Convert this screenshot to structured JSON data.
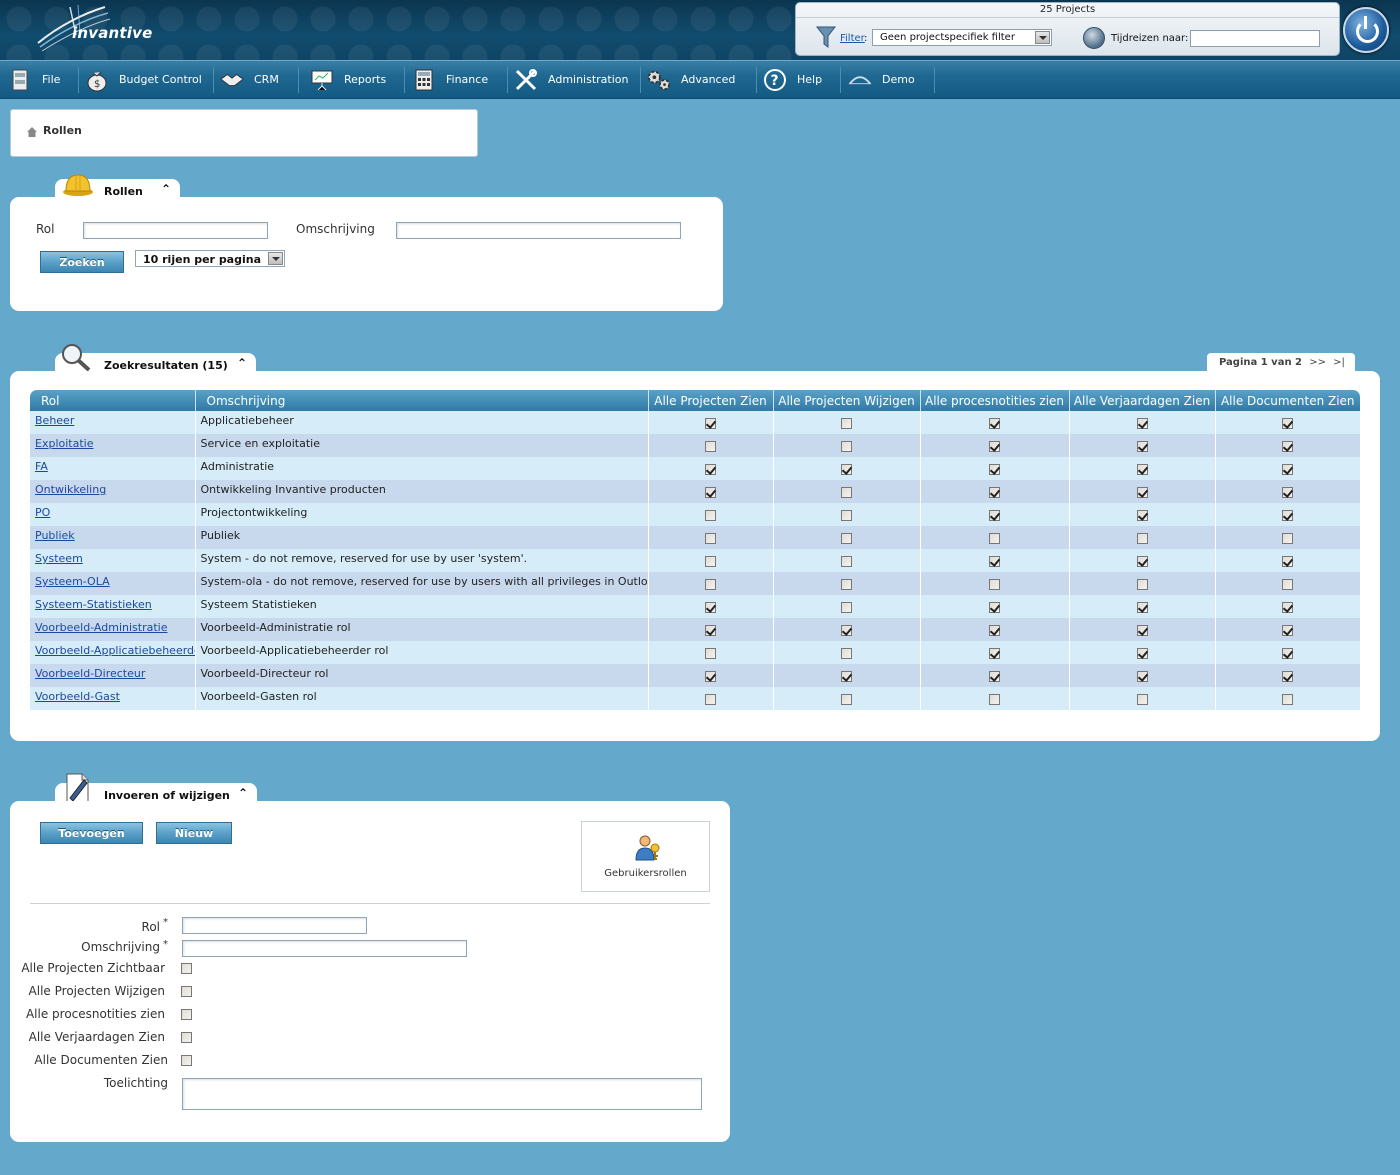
{
  "header": {
    "logo_text": "invantive",
    "project_count": "25 Projects",
    "filter_link": "Filter",
    "filter_colon": ":",
    "filter_value": "Geen projectspecifiek filter",
    "time_travel_label": "Tijdreizen naar:",
    "time_travel_value": ""
  },
  "menu": [
    {
      "label": "File",
      "icon": "file-cabinet-icon"
    },
    {
      "label": "Budget Control",
      "icon": "money-bag-icon"
    },
    {
      "label": "CRM",
      "icon": "handshake-icon"
    },
    {
      "label": "Reports",
      "icon": "presentation-board-icon"
    },
    {
      "label": "Finance",
      "icon": "calculator-icon"
    },
    {
      "label": "Administration",
      "icon": "tools-icon"
    },
    {
      "label": "Advanced",
      "icon": "gears-icon"
    },
    {
      "label": "Help",
      "icon": "question-icon"
    },
    {
      "label": "Demo",
      "icon": "demo-icon"
    }
  ],
  "breadcrumb": {
    "current": "Rollen"
  },
  "search_panel": {
    "tab_title": "Rollen",
    "collapse": "⌃",
    "rol_label": "Rol",
    "rol_value": "",
    "omschrijving_label": "Omschrijving",
    "omschrijving_value": "",
    "search_button": "Zoeken",
    "rows_per_page": "10 rijen per pagina"
  },
  "results_panel": {
    "tab_title": "Zoekresultaten (15)",
    "pager_text": "Pagina 1 van 2",
    "pager_next": ">>",
    "pager_last": ">|",
    "columns": [
      "Rol",
      "Omschrijving",
      "Alle Projecten Zien",
      "Alle Projecten Wijzigen",
      "Alle procesnotities zien",
      "Alle Verjaardagen Zien",
      "Alle Documenten Zien"
    ],
    "rows": [
      {
        "rol": "Beheer",
        "omschrijving": "Applicatiebeheer",
        "flags": [
          1,
          0,
          1,
          1,
          1
        ]
      },
      {
        "rol": "Exploitatie",
        "omschrijving": "Service en exploitatie",
        "flags": [
          0,
          0,
          1,
          1,
          1
        ]
      },
      {
        "rol": "FA",
        "omschrijving": "Administratie",
        "flags": [
          1,
          1,
          1,
          1,
          1
        ]
      },
      {
        "rol": "Ontwikkeling",
        "omschrijving": "Ontwikkeling Invantive producten",
        "flags": [
          1,
          0,
          1,
          1,
          1
        ]
      },
      {
        "rol": "PO",
        "omschrijving": "Projectontwikkeling",
        "flags": [
          0,
          0,
          1,
          1,
          1
        ]
      },
      {
        "rol": "Publiek",
        "omschrijving": "Publiek",
        "flags": [
          0,
          0,
          0,
          0,
          0
        ]
      },
      {
        "rol": "Systeem",
        "omschrijving": "System - do not remove, reserved for use by user 'system'.",
        "flags": [
          0,
          0,
          1,
          1,
          1
        ]
      },
      {
        "rol": "Systeem-OLA",
        "omschrijving": "System-ola - do not remove, reserved for use by users with all privileges in Outlook Add-in.",
        "flags": [
          0,
          0,
          0,
          0,
          0
        ]
      },
      {
        "rol": "Systeem-Statistieken",
        "omschrijving": "Systeem Statistieken",
        "flags": [
          1,
          0,
          1,
          1,
          1
        ]
      },
      {
        "rol": "Voorbeeld-Administratie",
        "omschrijving": "Voorbeeld-Administratie rol",
        "flags": [
          1,
          1,
          1,
          1,
          1
        ]
      },
      {
        "rol": "Voorbeeld-Applicatiebeheerder",
        "omschrijving": "Voorbeeld-Applicatiebeheerder rol",
        "flags": [
          0,
          0,
          1,
          1,
          1
        ]
      },
      {
        "rol": "Voorbeeld-Directeur",
        "omschrijving": "Voorbeeld-Directeur rol",
        "flags": [
          1,
          1,
          1,
          1,
          1
        ]
      },
      {
        "rol": "Voorbeeld-Gast",
        "omschrijving": "Voorbeeld-Gasten rol",
        "flags": [
          0,
          0,
          0,
          0,
          0
        ]
      }
    ]
  },
  "edit_panel": {
    "tab_title": "Invoeren of wijzigen",
    "add_button": "Toevoegen",
    "new_button": "Nieuw",
    "user_roles_label": "Gebruikersrollen",
    "required_mark": "*",
    "fields": {
      "rol": "Rol",
      "omschrijving": "Omschrijving",
      "alle_projecten_zichtbaar": "Alle Projecten Zichtbaar",
      "alle_projecten_wijzigen": "Alle Projecten Wijzigen",
      "alle_procesnotities_zien": "Alle procesnotities zien",
      "alle_verjaardagen_zien": "Alle Verjaardagen Zien",
      "alle_documenten_zien": "Alle Documenten Zien",
      "toelichting": "Toelichting"
    }
  }
}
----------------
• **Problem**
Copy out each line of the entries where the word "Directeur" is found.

• **Task output**
        "rol": "Voorbeeld-Directeur",
        "omschrijving": "Voorbeeld-Directeur rol",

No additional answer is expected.